Task:
The required lines are those that contain "children"; pull them out of the data and copy them.

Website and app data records
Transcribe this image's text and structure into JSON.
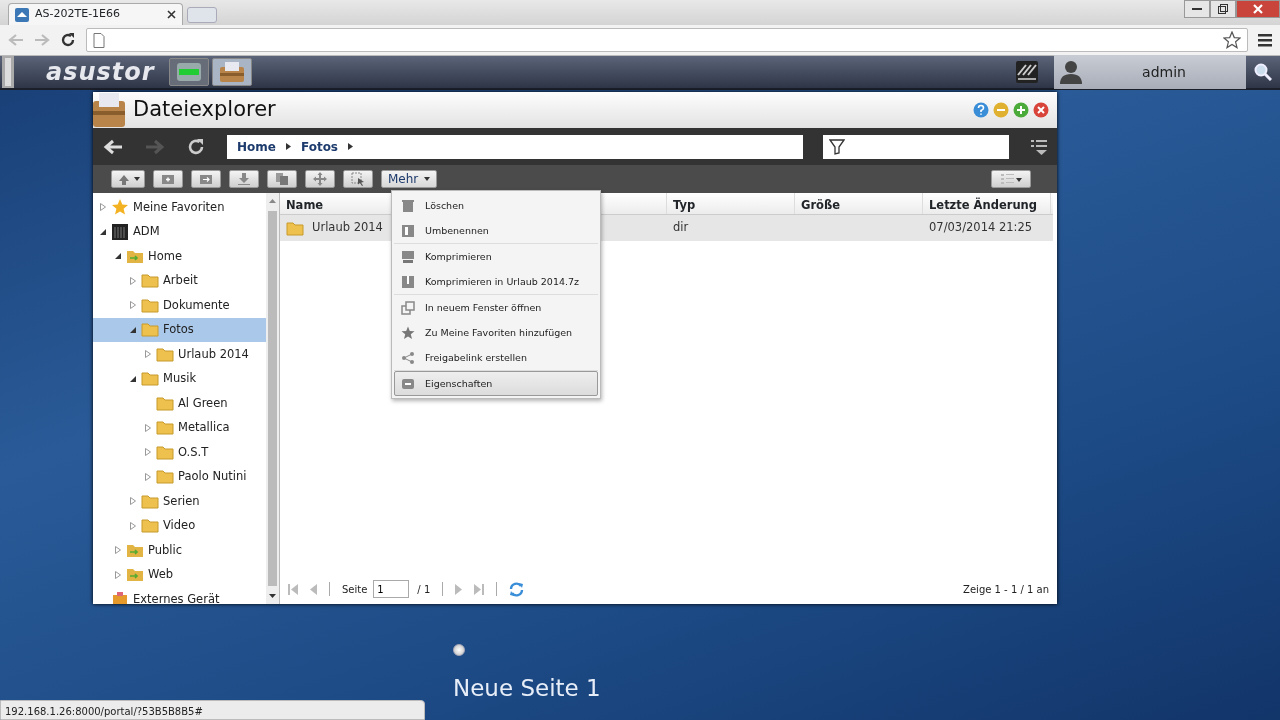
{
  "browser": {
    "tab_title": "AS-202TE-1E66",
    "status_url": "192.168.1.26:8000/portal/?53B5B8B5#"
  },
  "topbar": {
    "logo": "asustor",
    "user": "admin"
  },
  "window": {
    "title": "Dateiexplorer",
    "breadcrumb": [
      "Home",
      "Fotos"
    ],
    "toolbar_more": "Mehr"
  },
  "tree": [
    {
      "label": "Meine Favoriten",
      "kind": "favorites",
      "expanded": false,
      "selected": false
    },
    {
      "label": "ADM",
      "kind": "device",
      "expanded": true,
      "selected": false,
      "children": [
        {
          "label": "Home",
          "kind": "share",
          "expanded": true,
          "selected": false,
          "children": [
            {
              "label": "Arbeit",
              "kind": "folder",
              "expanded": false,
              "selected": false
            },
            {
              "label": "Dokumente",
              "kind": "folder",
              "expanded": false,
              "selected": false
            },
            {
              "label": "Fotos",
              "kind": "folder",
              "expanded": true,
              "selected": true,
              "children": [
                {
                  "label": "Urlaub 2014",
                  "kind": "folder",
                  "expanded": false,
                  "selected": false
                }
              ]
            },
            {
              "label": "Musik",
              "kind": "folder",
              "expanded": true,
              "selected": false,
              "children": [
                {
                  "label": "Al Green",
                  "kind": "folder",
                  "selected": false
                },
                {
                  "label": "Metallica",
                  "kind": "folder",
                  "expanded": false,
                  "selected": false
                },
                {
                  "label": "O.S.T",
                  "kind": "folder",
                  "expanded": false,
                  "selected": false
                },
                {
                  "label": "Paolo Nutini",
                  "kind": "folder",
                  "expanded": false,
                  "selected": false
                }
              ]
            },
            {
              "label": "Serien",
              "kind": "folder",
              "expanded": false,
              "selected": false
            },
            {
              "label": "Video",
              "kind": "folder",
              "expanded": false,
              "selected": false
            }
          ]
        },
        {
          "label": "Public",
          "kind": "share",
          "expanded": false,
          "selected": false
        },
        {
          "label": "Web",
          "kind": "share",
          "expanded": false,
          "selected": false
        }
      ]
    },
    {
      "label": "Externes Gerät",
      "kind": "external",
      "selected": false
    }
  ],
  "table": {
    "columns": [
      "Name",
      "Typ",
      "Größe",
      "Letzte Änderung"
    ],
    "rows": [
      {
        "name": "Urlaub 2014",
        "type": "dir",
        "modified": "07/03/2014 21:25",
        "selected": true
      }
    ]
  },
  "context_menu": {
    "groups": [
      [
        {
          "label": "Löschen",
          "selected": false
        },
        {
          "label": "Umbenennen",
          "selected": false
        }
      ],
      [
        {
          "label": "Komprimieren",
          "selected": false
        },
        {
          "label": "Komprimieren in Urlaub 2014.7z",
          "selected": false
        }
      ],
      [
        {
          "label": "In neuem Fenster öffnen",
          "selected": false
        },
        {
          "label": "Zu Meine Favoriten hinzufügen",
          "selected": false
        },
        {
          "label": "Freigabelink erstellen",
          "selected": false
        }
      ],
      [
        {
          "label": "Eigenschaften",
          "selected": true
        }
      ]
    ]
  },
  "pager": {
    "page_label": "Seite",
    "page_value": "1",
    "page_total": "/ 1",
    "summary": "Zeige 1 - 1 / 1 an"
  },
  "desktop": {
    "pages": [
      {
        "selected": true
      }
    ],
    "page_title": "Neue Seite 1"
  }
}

Exercise result:
      "children": [
          "children": [
              "children": [
              "children": [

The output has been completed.